Passenger Steamers on the river Irwell in Manchester
The picture below, taken in c.1900, shows a steam packet boat moored at the Cathedral Landing Stage on the river Irwell. In 1894, two steam packet offices were built between Palatine and Victoria Bridges near Manchester Cathedral. Being intensely rival companies, they provided their own flights of stairs down to floating landing stages moored in the river. In their eagerness to compete they overlooked the fact that the river channel hereabouts was at its narrowest, being only some 85 feet wide, and that their facilities would be a hindrance to flood water. This problem was exacerbated by the proximity of the confluence of the river Irk with the Irwell just upstream, which was compounded by the unusual but quite natural feature where the Irk points almost upstream rather than the more usual downstream.

The reason for the introduction of these services was to take advantage of the Manchester Ship Canal, which opened for trade in late 1893 and was then officially opened by Queen Victoria on the 1 January 1894. Regular sight-seeing tours ran around the new Manchester Docks and along the canal to Barton, Irlam and Lymm. Some trips even went as far as Liverpool but the frequency of these is unknown. Mainly due to problems with flooding, the two companies only remained in business for a few years and they closed down in late 1906.

Steam Packet Boat.

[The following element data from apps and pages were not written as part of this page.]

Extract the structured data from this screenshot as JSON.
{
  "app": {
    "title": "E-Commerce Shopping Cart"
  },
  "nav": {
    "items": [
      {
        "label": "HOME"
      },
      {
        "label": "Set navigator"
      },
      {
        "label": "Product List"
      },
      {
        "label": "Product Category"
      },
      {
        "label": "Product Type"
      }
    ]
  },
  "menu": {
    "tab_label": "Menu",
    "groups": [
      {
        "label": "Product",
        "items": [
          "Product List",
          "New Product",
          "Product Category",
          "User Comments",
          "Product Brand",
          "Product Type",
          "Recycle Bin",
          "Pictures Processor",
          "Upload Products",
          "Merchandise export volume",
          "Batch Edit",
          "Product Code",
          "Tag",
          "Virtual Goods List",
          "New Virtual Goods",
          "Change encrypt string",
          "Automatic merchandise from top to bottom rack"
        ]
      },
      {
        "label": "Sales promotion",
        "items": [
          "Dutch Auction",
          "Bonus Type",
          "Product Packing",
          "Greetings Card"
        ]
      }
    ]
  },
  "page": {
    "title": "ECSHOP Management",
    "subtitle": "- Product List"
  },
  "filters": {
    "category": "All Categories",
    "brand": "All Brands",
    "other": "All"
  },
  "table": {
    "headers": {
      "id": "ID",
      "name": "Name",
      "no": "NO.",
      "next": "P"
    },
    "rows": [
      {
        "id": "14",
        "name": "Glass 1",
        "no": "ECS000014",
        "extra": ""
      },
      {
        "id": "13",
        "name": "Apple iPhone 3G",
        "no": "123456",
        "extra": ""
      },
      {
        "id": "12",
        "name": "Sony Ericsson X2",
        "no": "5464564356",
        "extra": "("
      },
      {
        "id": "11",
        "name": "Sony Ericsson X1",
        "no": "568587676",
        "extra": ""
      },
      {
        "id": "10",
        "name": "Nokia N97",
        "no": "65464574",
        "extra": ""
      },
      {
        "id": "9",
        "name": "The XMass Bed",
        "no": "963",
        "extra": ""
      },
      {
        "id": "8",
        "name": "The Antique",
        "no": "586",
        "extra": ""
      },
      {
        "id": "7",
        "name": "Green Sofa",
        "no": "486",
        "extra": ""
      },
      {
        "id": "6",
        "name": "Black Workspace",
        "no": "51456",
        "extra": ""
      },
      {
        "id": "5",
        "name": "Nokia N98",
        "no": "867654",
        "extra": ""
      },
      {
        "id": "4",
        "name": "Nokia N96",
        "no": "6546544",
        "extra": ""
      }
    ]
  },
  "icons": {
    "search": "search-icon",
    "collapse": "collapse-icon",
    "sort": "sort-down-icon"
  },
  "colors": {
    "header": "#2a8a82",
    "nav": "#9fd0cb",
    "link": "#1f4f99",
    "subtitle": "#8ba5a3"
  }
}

The above picture of a steam packet boat shows the Palatine Hotel in the background, built by the Lancashire and Yorkshire Railway Company. On the right is the old Chetham College. The former hotel is now a part of Chetham College of Music.

Victoria Bridge.

The above picture shows Victoria Bridge looking upstream past Manchester Cathedral. This bridge has a span of 100 feet and it was opened in 1839 at a cost of nearly £21,000.

The building on the right was Ben Lang's Music Hall. He also owned rowing boats for hire and four passenger steamers, one of which can be seen at the landing stage. These steamers were popular with the public and they ran trips down the river to Pomona Pleasure Gardens near Old Trafford as well as to Throstlenest, a local beauty spot two miles away. Before the coming of the Manchester Ship Canal, Throstlenest Lock was the first to be encountered by boats going down the Mersey and Irwell Navigation on their way to Liverpool. Chetham's College stands centre left in the background and the Palatine Hotel is on the left behind the factories.

Pomona Gardens
These gardens were situated near the confluence of Cornbrook with the river Irwell and they were named after Pomona, the Roman goddess of fruitful abundance. Later, Dock 2 and parts of Docks 1 and 3 of the Manchester Ship Canal were built on them. By road they were accessed from Cornbrook Road and from the Salford side of the river Irwell they were accessed by steam ferry or rowing boat. The site was positioned between the river Irwell (later the Manchester Ship Canal) and the Bridgewater Canal and this gave rise to the name ‘Pomona Island’.

Cornbrook rises in Higher Openshaw on the south side of Ashton Old Road and it follows a winding course (now mostly culverted) to join the river Irwell (now the Manchester Ship Canal) at Pomona.

In 1868 James Reilly (1823/24-1889), a chairmaker, bought Pomona Gardens from the Beardsley brothers and in 1875 his Royal Pomona Palace opened. This was a large concert hall with an imposing clock tower adjoined by pavilions. The palace hosted famous people of the day who visited to make speeches and these included Benjamin Disraeli, John Bright, and the Duke of Devonshire.

Commemorative medallion.

This medallion was issued by William and Joseph
Beardsley in 1845 to mark the opening of Pomona

In 1842 the Manchester and Salford Regatta was established along the river Irwell between Regent Road Bridge in Salford and Throstle's Nest in Old Trafford.

By the 1880s Pomona Gardens were failing due to encroaching industrialisation and in 1883 it was considered that some of the docks for the proposed Manchester Ship Canal should be built on the gardens. With this knowledge the gardens struggled on before finally closing in 1888. On the 5 Aug 1885 the Manchester Ship Canal Act, 48 & 49 Vict., was passed that permitted construction of the canal. Work started in 1887 and it was formally opened by Queen Victoria on the 1 January 1894.


Left: An engraving of the river Irwell showing the third annual Manchester and Salford Regatta in 1844. Pomona Gardens are on the right.
Right: An engraving of the Pomona Gardens and Royal Pomona Palace in 1875. This view is from across the river Irwell and the Royal Pomona Palace is in the left foreground.